GOAL OF THE EXERCISE
Keep every word the same. Repeat the records without their images.

[Items listed in a dataset]
* * * *

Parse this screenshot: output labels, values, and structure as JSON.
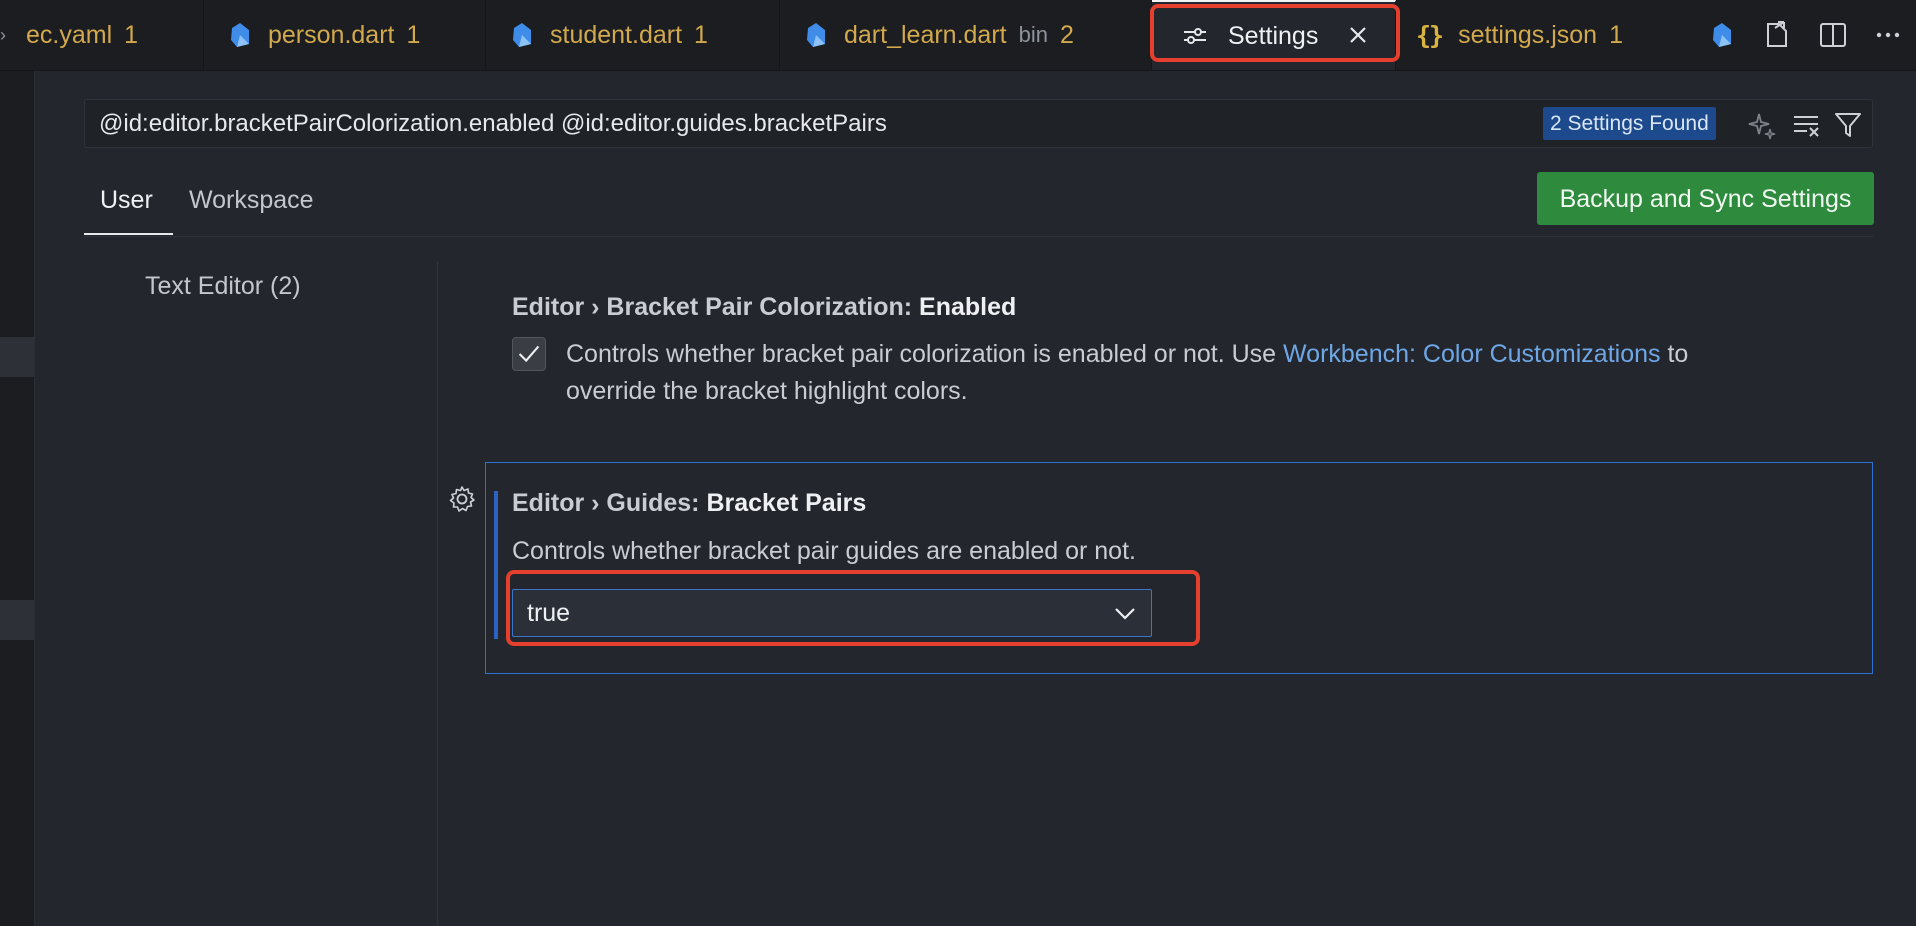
{
  "tabs": [
    {
      "label": "ec.yaml",
      "count": "1"
    },
    {
      "label": "person.dart",
      "count": "1"
    },
    {
      "label": "student.dart",
      "count": "1"
    },
    {
      "label": "dart_learn.dart",
      "badge": "bin",
      "count": "2"
    },
    {
      "label": "Settings"
    },
    {
      "label": "settings.json",
      "count": "1"
    }
  ],
  "search": {
    "query": "@id:editor.bracketPairColorization.enabled @id:editor.guides.bracketPairs",
    "result_badge": "2 Settings Found"
  },
  "scope_tabs": [
    "User",
    "Workspace"
  ],
  "sync_button": "Backup and Sync Settings",
  "toc": {
    "item": "Text Editor (2)"
  },
  "setting1": {
    "category": "Editor › Bracket Pair Colorization: ",
    "name": "Enabled",
    "checked": true,
    "desc_before": "Controls whether bracket pair colorization is enabled or not. Use ",
    "link": "Workbench: Color Customizations",
    "desc_after": " to",
    "desc_line2": "override the bracket highlight colors."
  },
  "setting2": {
    "category": "Editor › Guides: ",
    "name": "Bracket Pairs",
    "desc": "Controls whether bracket pair guides are enabled or not.",
    "value": "true"
  },
  "colors": {
    "accent_link": "#6fa7e6",
    "sync_button": "#2e8a3c",
    "highlight_box": "#e5402d",
    "focus_border": "#2f6fd1"
  }
}
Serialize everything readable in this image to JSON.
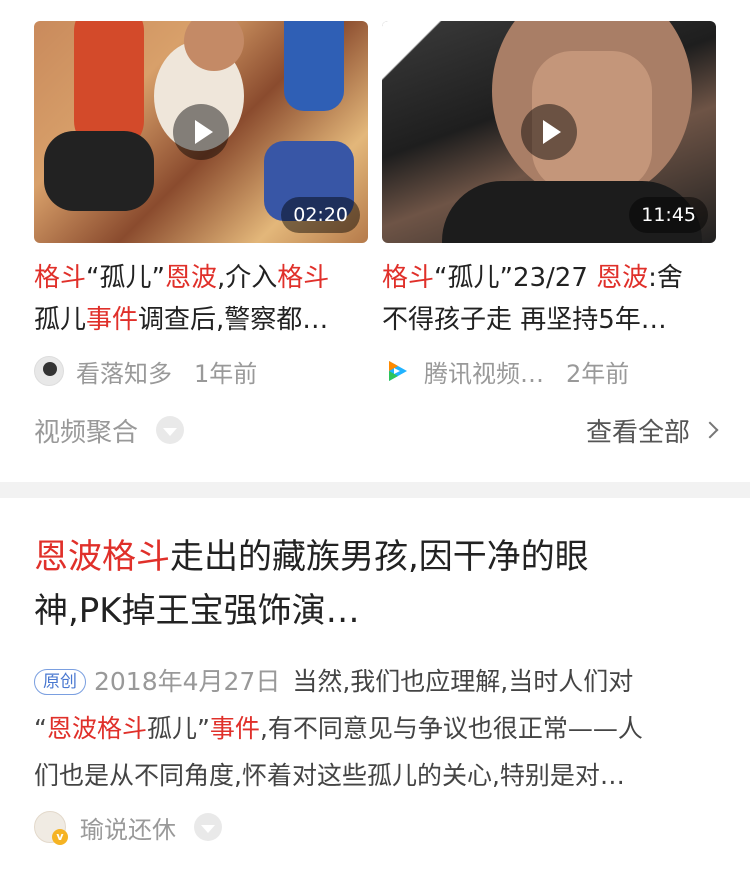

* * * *

WORKED SOLUTION
Parse this screenshot: output labels, values, and structure as JSON.
{
  "tabs": [
    {
      "label": "ec.yaml",
      "count": "1"
    },
    {
      "label": "person.dart",
      "count": "1"
    },
    {
      "label": "student.dart",
      "count": "1"
    },
    {
      "label": "dart_learn.dart",
      "badge": "bin",
      "count": "2"
    },
    {
      "label": "Settings"
    },
    {
      "label": "settings.json",
      "count": "1"
    }
  ],
  "search": {
    "query": "@id:editor.bracketPairColorization.enabled @id:editor.guides.bracketPairs",
    "result_badge": "2 Settings Found"
  },
  "scope_tabs": [
    "User",
    "Workspace"
  ],
  "sync_button": "Backup and Sync Settings",
  "toc": {
    "item": "Text Editor (2)"
  },
  "setting1": {
    "category": "Editor › Bracket Pair Colorization: ",
    "name": "Enabled",
    "checked": true,
    "desc_before": "Controls whether bracket pair colorization is enabled or not. Use ",
    "link": "Workbench: Color Customizations",
    "desc_after": " to",
    "desc_line2": "override the bracket highlight colors."
  },
  "setting2": {
    "category": "Editor › Guides: ",
    "name": "Bracket Pairs",
    "desc": "Controls whether bracket pair guides are enabled or not.",
    "value": "true"
  },
  "colors": {
    "accent_link": "#6fa7e6",
    "sync_button": "#2e8a3c",
    "highlight_box": "#e5402d",
    "focus_border": "#2f6fd1"
  }
}
Serialize everything readable in this image to JSON.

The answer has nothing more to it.